The York and Lancaster newspaper hiring notices often have a Mr. Pincus showing up as the person to call. Sue Markle confirmed that was the name she was trying to remember; i.e. not Pikeus. The meat packing business referenced by Sue is believed to be Albert A. Pincus & Sons Meat Packing Company; operating at Sixth and Callowhill Streets in Philadelphia. The father, Albert, started the business in 1946 and turned it over to one of his sons, Bud, who closed the business in 1968. The founder(s) of Huntleys are likely one, or more, of sons of Albert Pincus.
I did not discover any details on additional Huntleys in Dauphin, Lebanon or Chester Counties. Maybe locations 3, 4 and 5 were still in the planning stage and had not become public prior to the May 1971 bankruptcy filing closing the York and Lancaster Huntleys; as reported in The Philadelphia Inquirer of May 23, 1971.
The following photo, dated November 9, 1966, gives a perspective of the location of Huntleys along Memory Lane. It is an eastward looking view showing Huntleys Hamburgers at the right and New Eastern Market at the left; both along Memory Lane.
In fall of 1970, McDonalds opened on the southwest corner of Memory Lane and Industrial Highway; i.e. one building lot on either side of Wallace Street, separated Huntleys and McDonalds along Memory Lane. I am not aware of any hamburger price wars between the two, however from the fall of 1970 to the spring of 1971; I was attending Penn State at University Park. Maybe one of my readers has memories to share.
A Kentucky Fried Chicken restaurant presently sits on the lot formerly occupied by Huntleys Hamburgers; i.e. 190 Memory Lane. The following is a southward looking annotated 2016 Google streetview.
Lets reflect and compare two 60s hamburger drive-ins in Springettsbury Township; Huntleys on Memory Lane and Gino’s on Market Street, with Gino’s also having the exclusive area franchise for Kentucky Fried Chicken. Neither hamburger business survives at these locations, however KFC, initially offered at the hamburger drive-in on Market Street, is now offered in its own restaurant at the former location of the hamburger drive-in on Memory Lane. Two hamburger establishment losses with one chicken establishment left standing reminds one of the Chick-fil-A ads of today, with a cow wearing a sign urging everyone to “Eat Mor Chikin;” seems to be happening.

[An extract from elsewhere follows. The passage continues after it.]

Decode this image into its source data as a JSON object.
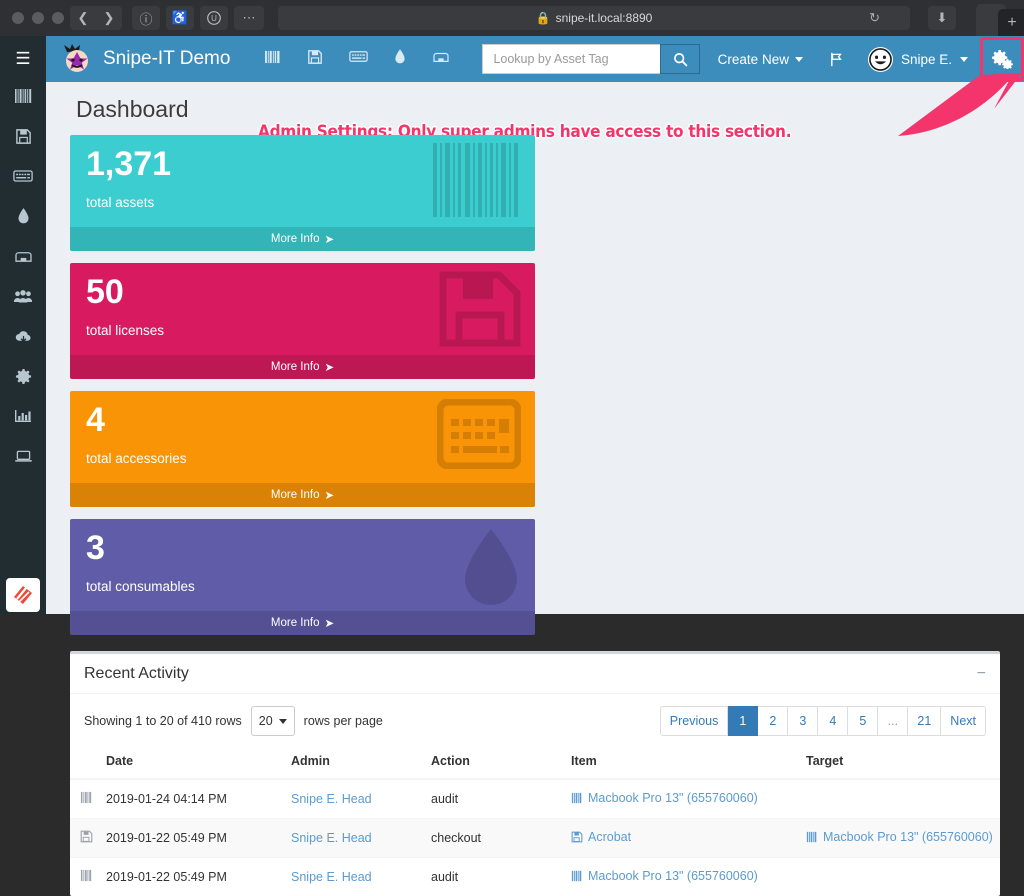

Links to related posts include:
- Pennsylvania’s first Gino’s was in Springettsbury
- Bury’s in Springettsbury Township was not just Hamburgers
- Ernie McCall and North Pole Drive-In
- Weigelstown’s North Pole Drive-In
- LoPiccolo’s in Violet Hill connection to The Woods in Springettsbury Township
- Lincoln Woods Inn; Mystery of the Medallions
- Who remembers Fish & Chips along Memory Lane